Money is a tool of exchange; it represents wealth only so long as it can be traded for material goods and services. Wealth does not grow in nature; it has to be produced by men. Nature gives us only the raw materials, but it is man’s mind that has to discover the knowledge of how to use them. It is man’s thinking and labor that transform the materials into food, clothing, shelter or television sets—into all the goods that men require for their survival, comfort and pleasure.

Behind every step of humanity’s long climb from the cave to New York City, there is the man who took that step for the first time—the man who discovered how to make a fire or a wheel or an airplane or an electric light.

When people refuse to consider the source of wealth, what they refuse to recognize is the fact that wealth is the product of man’s intellect, of his creative ability, fully as much as is art, science, philosophy or any other human value.

Copyright © 1986 by Harry Binswanger. Introduction copyright © 1986 by Leonard Peikoff. All rights reserved. For information address New American Library.

Acknowledgments

Excerpts from The Ominous Parallels, by Leonard Peikoff. Copyright © 1982 by Leonard Peikoff. Reprinted with permission of Stein and Day Publishers. Excerpts from The Romantic Manifesto, by Ayn Rand. Copyright © 1971, by The Objectivist. Reprinted with permission of Harper & Row, Publishers, Inc. Excerpts from Atlas Shrugged, copyright © 1957 by Ayn Rand, The Fountainhead, copyright © 1943 by Ayn Rand, and For the New Intellectual, copyright © 1961 by Ayn Rand. Reprinted by permission of the Estate of Ayn Rand. Excerpts from Philosophy: Who Needs It, by Ayn Rand. Copyright © 1982 by Leonard Peikoff, Executor, Estate of Ayn Rand. Reprinted by permission of the Estate of Ayn Rand. Excerpts from “The Philosophy of Objectivism” lecture series.

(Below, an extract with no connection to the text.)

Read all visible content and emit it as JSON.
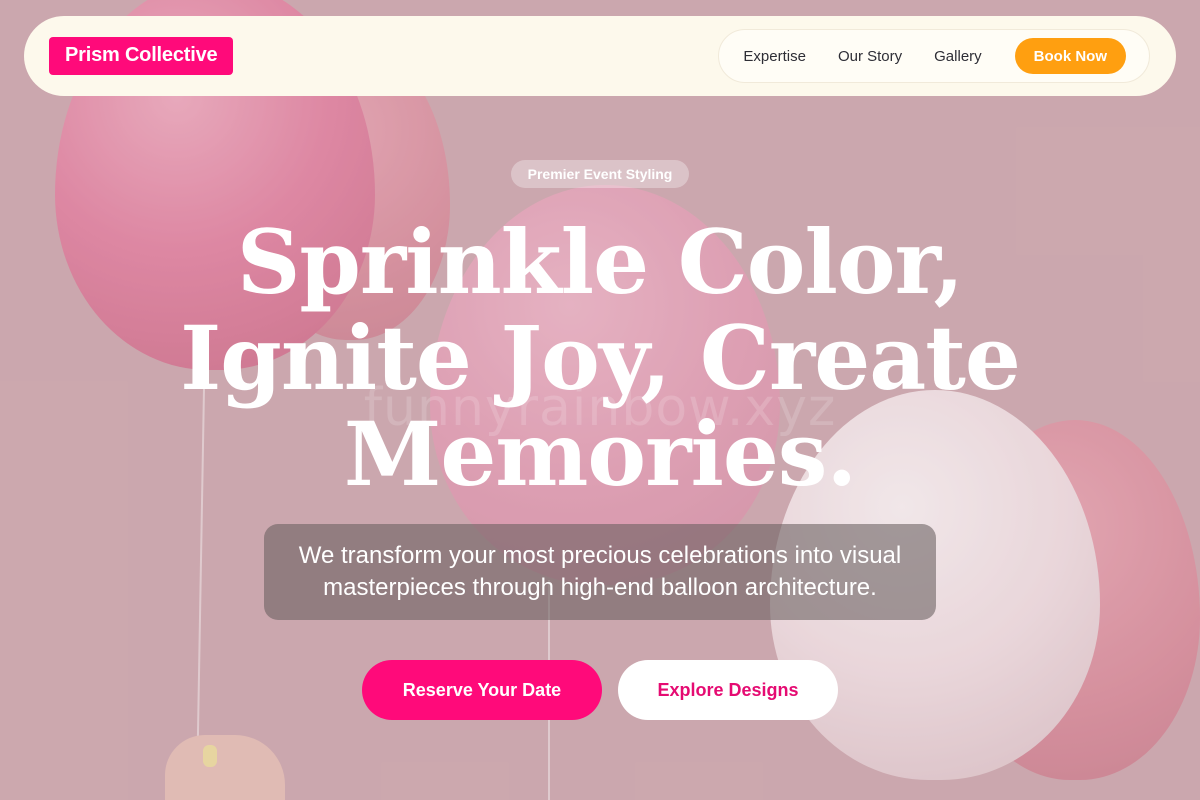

Copyright © 1976 by Leonard Peikoff. Reprinted by permission. Excerpts from Alvin Toffler’s interview with Ayn Rand, which first appeared in Playboy magazine. Copyright © 1964. Reprinted by permission of Alvin Toffler. All rights reserved including the right of reproduction in whole or in part in any form. Used by arrangement with Plume, a member of Penguin Group (USA), Inc.